_DATA TO PROCESS:_
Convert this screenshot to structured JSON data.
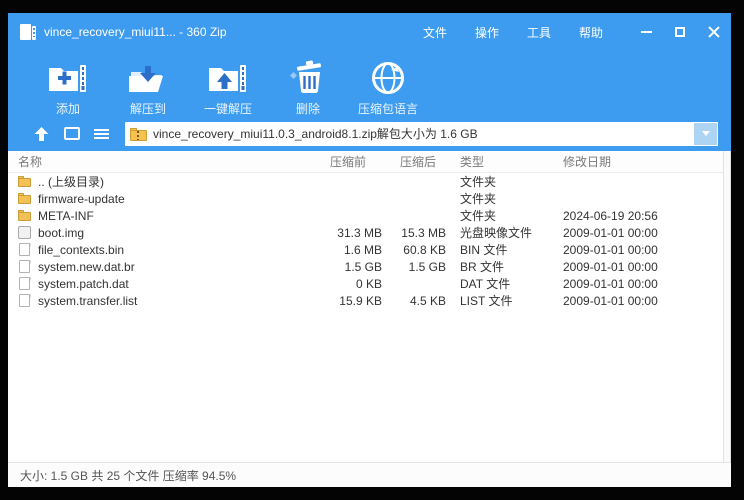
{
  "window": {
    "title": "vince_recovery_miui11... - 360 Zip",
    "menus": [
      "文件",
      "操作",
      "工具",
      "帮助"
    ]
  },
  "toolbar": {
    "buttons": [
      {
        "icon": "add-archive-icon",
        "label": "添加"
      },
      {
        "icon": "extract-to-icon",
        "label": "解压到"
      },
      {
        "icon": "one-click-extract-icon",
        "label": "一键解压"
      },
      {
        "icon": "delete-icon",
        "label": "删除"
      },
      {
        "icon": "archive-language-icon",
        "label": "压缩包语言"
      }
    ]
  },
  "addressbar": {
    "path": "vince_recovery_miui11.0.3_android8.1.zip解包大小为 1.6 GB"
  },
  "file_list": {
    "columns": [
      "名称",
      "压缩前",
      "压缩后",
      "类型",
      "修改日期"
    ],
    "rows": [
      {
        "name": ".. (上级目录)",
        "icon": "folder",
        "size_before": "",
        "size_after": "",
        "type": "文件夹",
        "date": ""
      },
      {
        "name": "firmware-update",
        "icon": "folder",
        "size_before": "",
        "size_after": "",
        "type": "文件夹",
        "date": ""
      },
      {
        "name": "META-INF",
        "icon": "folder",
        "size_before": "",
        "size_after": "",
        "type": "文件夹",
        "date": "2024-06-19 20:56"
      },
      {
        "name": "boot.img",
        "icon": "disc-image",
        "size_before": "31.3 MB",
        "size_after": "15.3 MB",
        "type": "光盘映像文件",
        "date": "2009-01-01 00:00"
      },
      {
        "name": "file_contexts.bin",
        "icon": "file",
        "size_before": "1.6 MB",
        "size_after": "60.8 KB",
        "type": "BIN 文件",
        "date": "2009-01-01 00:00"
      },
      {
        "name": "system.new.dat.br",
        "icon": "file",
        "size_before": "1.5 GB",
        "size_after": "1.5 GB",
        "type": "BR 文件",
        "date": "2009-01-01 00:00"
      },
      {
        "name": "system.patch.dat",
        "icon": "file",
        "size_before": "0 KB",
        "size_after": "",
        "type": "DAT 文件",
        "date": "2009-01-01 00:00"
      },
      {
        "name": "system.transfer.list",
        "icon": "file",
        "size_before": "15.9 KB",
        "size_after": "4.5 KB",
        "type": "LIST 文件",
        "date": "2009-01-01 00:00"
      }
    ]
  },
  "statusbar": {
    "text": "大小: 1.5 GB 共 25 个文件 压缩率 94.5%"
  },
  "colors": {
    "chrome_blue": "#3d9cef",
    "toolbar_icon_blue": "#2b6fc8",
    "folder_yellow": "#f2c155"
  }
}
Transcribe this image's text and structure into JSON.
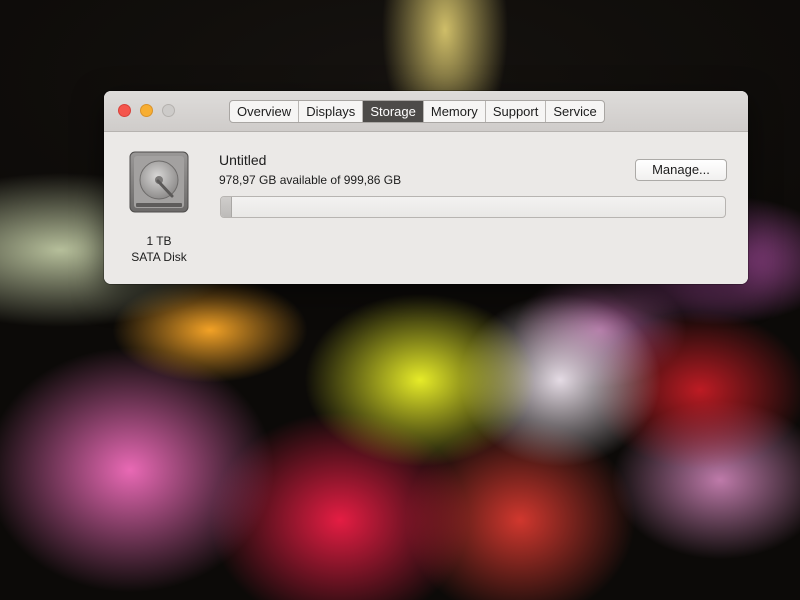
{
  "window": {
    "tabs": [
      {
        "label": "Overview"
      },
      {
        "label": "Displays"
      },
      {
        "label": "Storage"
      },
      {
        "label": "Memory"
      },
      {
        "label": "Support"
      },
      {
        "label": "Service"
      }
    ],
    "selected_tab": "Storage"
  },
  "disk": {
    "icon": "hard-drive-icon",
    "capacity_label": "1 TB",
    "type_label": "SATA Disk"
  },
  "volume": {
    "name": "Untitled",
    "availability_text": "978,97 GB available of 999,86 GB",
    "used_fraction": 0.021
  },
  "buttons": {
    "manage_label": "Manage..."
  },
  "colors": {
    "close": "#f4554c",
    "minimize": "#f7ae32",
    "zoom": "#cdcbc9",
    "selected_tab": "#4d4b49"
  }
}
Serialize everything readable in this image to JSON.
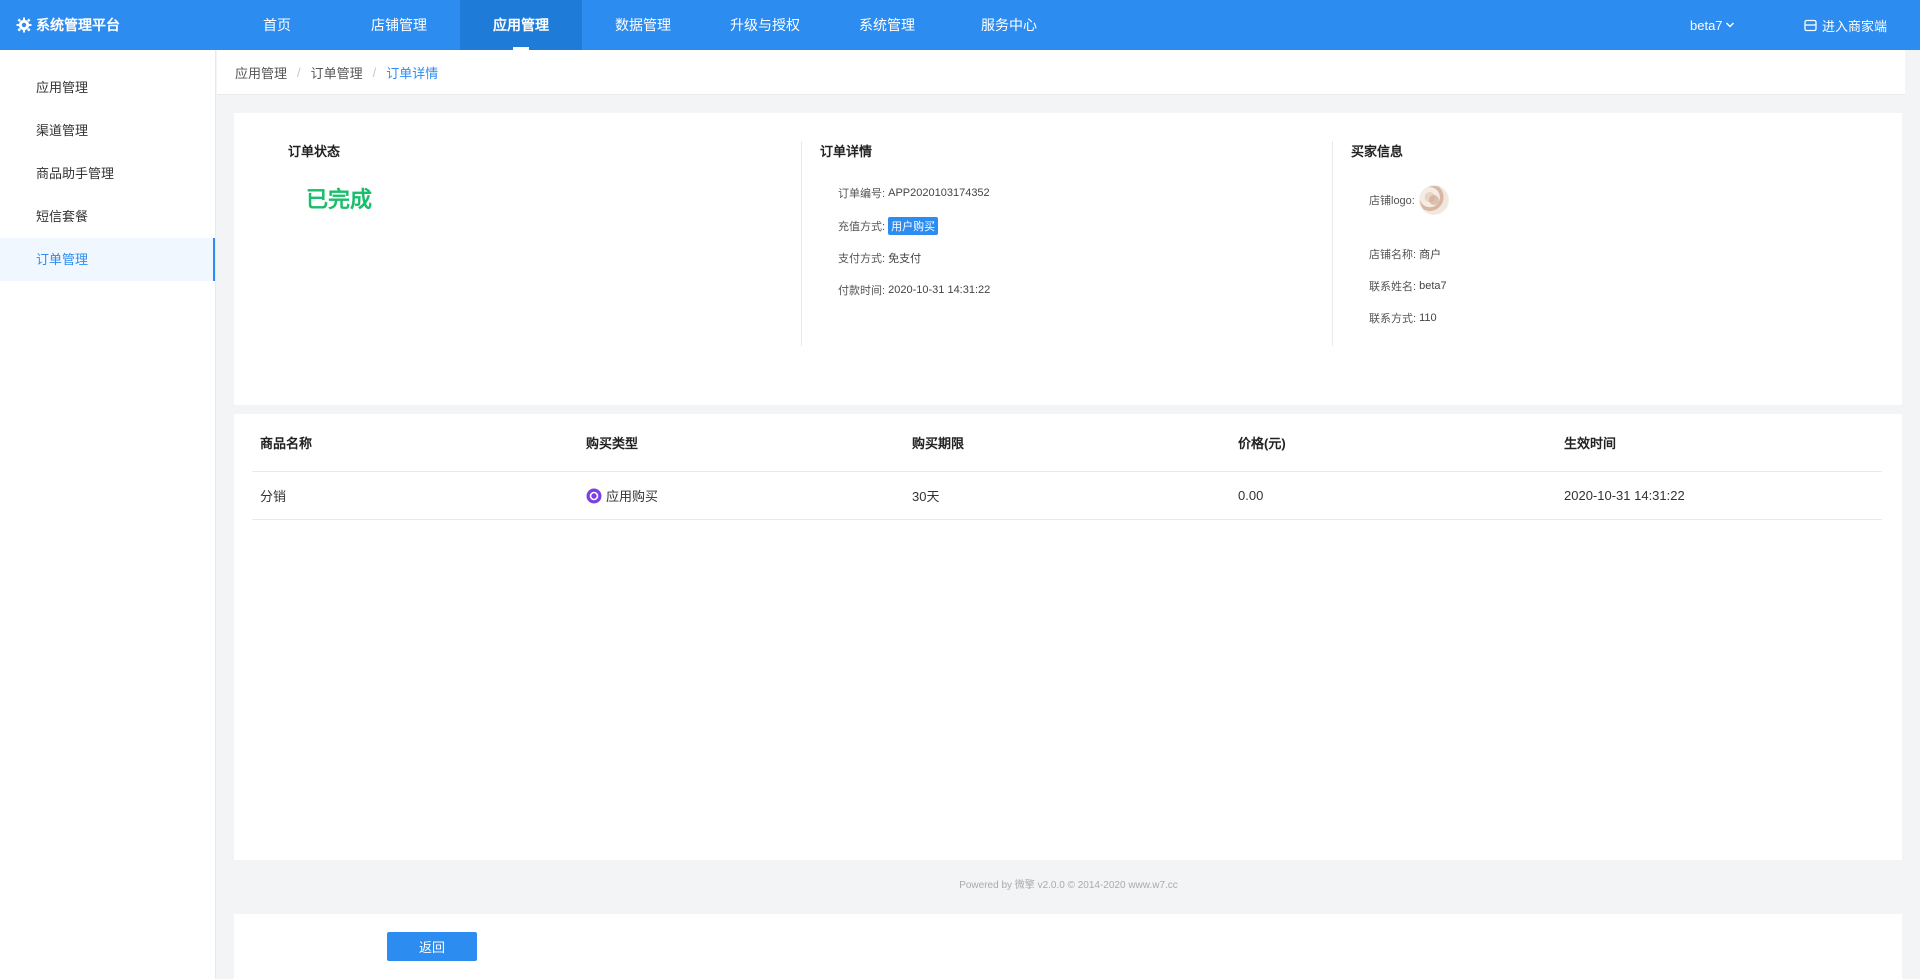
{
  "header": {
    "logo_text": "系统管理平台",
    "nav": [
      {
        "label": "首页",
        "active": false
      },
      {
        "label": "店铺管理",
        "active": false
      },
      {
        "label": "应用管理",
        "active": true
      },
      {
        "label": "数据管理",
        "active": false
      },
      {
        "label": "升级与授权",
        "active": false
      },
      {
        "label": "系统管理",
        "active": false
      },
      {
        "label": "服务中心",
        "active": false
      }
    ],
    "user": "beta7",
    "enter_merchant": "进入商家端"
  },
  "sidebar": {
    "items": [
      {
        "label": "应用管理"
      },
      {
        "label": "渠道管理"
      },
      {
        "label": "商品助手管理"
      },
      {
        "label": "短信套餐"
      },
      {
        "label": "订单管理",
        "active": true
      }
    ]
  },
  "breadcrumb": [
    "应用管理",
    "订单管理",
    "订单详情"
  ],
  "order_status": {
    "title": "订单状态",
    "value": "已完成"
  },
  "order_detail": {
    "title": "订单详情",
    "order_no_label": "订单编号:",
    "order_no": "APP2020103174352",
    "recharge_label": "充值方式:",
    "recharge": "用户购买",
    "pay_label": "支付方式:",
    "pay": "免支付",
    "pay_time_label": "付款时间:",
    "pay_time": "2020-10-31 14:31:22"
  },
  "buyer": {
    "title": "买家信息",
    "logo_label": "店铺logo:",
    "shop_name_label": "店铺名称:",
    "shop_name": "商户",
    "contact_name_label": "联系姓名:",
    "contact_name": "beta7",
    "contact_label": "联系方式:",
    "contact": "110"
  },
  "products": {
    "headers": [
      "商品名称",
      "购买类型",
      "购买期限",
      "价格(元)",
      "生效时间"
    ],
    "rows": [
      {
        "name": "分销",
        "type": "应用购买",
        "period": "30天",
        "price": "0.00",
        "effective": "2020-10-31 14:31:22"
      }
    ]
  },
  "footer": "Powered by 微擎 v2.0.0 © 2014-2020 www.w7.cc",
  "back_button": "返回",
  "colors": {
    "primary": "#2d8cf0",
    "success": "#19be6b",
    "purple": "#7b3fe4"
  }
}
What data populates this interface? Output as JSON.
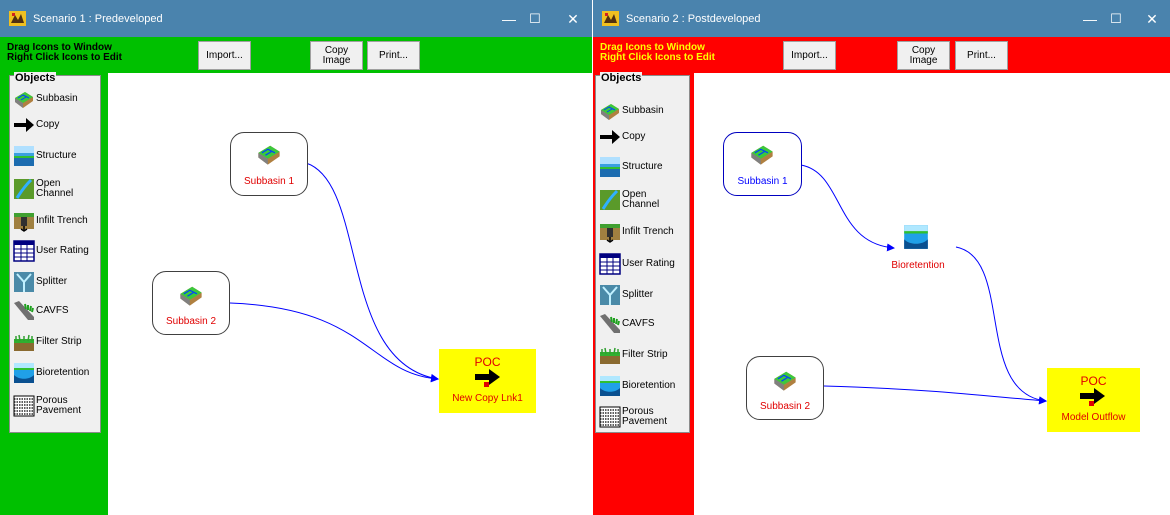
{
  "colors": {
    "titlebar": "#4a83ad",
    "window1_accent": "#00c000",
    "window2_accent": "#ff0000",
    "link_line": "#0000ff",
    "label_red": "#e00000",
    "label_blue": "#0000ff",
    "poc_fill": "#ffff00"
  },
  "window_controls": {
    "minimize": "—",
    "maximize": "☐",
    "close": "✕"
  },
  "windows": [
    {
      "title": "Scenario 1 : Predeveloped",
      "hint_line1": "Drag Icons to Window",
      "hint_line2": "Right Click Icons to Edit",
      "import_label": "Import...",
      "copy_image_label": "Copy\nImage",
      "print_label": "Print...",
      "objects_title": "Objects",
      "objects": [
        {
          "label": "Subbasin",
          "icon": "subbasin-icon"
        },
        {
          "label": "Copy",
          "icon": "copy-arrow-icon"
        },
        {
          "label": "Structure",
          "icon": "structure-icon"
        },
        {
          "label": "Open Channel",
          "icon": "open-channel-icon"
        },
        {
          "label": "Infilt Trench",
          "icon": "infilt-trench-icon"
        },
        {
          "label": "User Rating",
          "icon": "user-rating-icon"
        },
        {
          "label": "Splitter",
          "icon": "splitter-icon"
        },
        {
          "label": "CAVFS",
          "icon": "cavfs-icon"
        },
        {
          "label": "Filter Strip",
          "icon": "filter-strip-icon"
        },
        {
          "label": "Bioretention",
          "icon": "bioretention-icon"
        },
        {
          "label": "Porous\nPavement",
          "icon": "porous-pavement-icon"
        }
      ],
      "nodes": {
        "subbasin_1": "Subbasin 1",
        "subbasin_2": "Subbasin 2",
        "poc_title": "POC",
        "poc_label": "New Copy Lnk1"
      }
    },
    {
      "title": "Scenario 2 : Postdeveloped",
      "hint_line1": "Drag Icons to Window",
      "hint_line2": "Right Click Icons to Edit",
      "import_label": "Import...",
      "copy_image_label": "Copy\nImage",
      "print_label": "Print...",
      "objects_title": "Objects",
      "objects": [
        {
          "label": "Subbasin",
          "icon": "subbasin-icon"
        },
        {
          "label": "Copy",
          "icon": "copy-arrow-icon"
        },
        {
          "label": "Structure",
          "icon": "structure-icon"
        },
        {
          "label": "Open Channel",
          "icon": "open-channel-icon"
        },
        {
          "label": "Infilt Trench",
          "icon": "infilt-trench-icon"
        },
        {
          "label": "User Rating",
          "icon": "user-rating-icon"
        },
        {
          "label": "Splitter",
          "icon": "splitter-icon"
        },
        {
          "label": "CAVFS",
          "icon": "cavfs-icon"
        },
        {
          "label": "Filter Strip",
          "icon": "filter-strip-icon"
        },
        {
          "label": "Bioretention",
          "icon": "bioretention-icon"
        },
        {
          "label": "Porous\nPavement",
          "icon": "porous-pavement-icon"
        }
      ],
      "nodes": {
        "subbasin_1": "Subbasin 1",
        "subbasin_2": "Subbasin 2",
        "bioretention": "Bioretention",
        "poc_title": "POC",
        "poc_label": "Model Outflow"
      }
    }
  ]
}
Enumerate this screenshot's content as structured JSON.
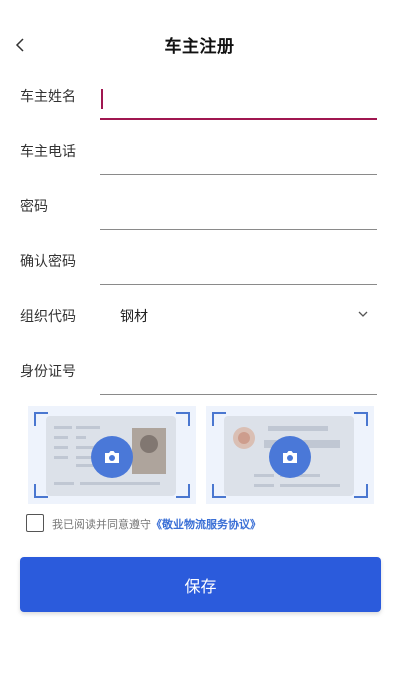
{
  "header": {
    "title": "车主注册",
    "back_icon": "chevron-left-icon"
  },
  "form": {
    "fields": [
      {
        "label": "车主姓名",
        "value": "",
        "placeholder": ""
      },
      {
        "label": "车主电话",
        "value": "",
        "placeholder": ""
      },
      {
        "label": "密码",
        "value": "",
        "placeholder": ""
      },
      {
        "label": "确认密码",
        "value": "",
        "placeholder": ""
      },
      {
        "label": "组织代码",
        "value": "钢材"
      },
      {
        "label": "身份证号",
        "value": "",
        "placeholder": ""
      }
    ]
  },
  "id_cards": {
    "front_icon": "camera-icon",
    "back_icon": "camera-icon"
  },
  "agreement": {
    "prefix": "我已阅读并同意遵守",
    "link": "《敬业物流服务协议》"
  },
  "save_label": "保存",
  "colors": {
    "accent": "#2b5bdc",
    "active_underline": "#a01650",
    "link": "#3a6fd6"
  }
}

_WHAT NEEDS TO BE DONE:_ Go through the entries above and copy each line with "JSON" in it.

_COMPLETED TASK:_
Convert this screenshot to structured JSON data.
Transcribe this image's text and structure into JSON.
Serialize everything readable in this image to JSON.
What data populates this interface? Output as JSON.
Enumerate this screenshot's content as structured JSON.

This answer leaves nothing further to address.